Sweat dropped from a smiling face as he was hoisted upside-down by the legs with a thick rope. A single thought arose in his mind, “Was this really voluntary?” Like one of those coin-operated, three-clawed, prize-retriever machines at a games’ arcade, the rope swung around and dropped him slowly into a bath of blue paint. An audience of thousands looked on as the cargo was swung like a pendulum towards a blank canvas. Blue paint splattered everywhere. We all roared with laughter. As for the man, he got to go home with a one-of-a-kind art piece: a blue silhouette of his own body against a white background.
We all have regrets in life. As fate would have it, one of mine is having turned down the chance to be that blue-painted man when I was pulled aside and asked to be a volunteer at a Blue Man Group show.
That was an experience that I missed out on.
When I tell this story, I’m reminded that not all experiences are worth having in the first place, let alone regretting. Last week, I wrote that pleasure is the first reason not to go vegan. It came in the middle of a snowstorm on a roof in Jerusalem. It came with a second part: the only other good reason not to go vegan is missing out on all that life has to offer.
When it comes to food, travelling, other cultures, new experiences, dinner parties and meeting for drinks down at the pub – I love them all. Admittedly, the most difficult part of going vegan is actively removing yourself from some of these experiences.
I’ve been on an overland journey from Europe to Asia. I didn’t try the pickled chicken feet in China or the roasted tarantula in Cambodia. I didn’t survive on meat stew and horse milk in Mongolia or wrap up in a fur coat in Siberia. However, for each of these “cultural experiences” I left out, new ones were added.
In Ulaanbaatar, Mongolia, we discovered a spiritual awaking happening there based around compassion and respect for animals and nature. In Bangkok, we found a hipster Japanese-owned vegan café far from the din of the main tourist streets. In Jerusalem, we celebrated Passover with vegan lamb. Nearly everywhere we go, we connect with inspiring people who have made the switch to veganism. None of these experiences or connections would exist otherwise.
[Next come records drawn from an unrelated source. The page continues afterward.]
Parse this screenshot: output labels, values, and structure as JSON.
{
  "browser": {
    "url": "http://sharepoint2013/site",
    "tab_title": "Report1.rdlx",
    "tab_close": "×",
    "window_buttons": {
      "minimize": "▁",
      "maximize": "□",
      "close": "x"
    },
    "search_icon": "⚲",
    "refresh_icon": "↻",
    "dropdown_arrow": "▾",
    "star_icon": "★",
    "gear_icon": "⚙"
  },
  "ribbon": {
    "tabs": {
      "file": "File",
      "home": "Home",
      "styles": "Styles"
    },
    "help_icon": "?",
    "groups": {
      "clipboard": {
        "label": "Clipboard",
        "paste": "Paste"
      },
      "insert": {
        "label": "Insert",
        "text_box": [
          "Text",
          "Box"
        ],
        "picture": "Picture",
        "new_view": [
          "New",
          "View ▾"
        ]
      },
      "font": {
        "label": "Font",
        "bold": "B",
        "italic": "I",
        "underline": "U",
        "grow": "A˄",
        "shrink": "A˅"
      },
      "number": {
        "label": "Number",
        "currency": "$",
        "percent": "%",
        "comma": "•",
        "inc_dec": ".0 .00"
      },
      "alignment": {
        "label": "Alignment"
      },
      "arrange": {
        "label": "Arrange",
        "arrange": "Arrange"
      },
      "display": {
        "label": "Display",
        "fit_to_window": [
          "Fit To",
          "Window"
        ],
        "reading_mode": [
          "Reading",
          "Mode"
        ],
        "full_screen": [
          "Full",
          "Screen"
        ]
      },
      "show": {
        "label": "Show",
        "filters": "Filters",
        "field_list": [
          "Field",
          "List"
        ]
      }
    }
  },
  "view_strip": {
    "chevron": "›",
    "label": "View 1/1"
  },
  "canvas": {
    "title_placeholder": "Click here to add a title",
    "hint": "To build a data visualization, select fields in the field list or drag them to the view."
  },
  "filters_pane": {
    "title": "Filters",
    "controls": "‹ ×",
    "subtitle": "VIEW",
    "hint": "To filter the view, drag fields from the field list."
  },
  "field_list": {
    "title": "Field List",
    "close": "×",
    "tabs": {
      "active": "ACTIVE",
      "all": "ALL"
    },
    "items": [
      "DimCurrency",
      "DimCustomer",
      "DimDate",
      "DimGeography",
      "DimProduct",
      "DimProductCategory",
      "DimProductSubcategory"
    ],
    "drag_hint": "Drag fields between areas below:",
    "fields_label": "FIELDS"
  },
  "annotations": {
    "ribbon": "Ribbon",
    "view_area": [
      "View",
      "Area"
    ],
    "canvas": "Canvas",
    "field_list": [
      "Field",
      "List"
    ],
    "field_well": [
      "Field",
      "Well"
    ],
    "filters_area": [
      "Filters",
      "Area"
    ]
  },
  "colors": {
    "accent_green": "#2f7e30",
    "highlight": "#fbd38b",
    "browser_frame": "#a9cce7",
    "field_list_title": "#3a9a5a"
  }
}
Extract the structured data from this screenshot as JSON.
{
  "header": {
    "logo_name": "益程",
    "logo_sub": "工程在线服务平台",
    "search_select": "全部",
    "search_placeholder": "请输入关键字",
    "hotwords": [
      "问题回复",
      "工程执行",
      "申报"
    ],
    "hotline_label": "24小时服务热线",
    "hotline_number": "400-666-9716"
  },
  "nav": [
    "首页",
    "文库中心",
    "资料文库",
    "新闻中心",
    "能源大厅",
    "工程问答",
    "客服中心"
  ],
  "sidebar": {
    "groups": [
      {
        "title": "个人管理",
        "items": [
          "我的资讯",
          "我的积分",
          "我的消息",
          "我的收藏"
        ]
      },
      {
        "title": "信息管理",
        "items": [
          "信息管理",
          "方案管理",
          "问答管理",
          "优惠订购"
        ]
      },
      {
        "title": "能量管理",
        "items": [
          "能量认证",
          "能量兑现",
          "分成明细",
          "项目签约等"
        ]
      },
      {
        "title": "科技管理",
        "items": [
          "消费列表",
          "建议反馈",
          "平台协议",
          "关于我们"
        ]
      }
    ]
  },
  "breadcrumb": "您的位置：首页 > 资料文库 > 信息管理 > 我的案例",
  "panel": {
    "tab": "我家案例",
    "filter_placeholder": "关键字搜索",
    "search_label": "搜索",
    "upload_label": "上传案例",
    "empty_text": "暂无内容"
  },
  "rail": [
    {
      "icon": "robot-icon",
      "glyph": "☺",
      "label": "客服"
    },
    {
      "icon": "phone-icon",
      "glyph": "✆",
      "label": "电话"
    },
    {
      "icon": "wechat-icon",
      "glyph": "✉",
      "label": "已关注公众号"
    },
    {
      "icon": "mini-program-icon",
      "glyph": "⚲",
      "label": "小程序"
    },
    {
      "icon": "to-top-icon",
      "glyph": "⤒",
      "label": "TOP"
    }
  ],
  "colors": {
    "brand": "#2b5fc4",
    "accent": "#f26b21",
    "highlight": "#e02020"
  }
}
Life is a series of choices, paths diverging in the wilderness. Each choice, whether sampling Peking duck in Beijing or roasted bats in Malawi, rules out other experiences. So just by not going vegan, each of us is already choosing to miss out on new experiences – and probably it’s “the one less travelled.”
There is another side to this reason though. It’s the “socializing” argument. No one wants to be that person at a dinner party who says, “Oh, sorry, I can’t eat that…. I’m vegan.” For a long time, I fuelled my obstinacy with this logic. It was packaged in good intentions – I told myself that I didn’t want to make others feel bad. What I really meant is that I didn’t want to feel left out, didn’t want to make a fuss.
This is the social camaraderie every veggie or vegan sacrifices a little. To be sure, new opportunities and new types of friendships replace the social interaction you might give up. But almost everyone will still go home at Thanksgiving or Christmas and have to explain again why they can’t eat the turkey. Thanks anyway, grandma!
Going vegan is not for the faint of heart. It’s for the big-hearted and courageous – those of us who are willing to stand out in the crowd. The experience of aligning your actions to your values, specifically to values based on compassion and justice, easily outweighs missing out on the shawarma or kangaroo burger. And these days, you’ll probably be able to get the vegan version anyway (more about that in my next post)!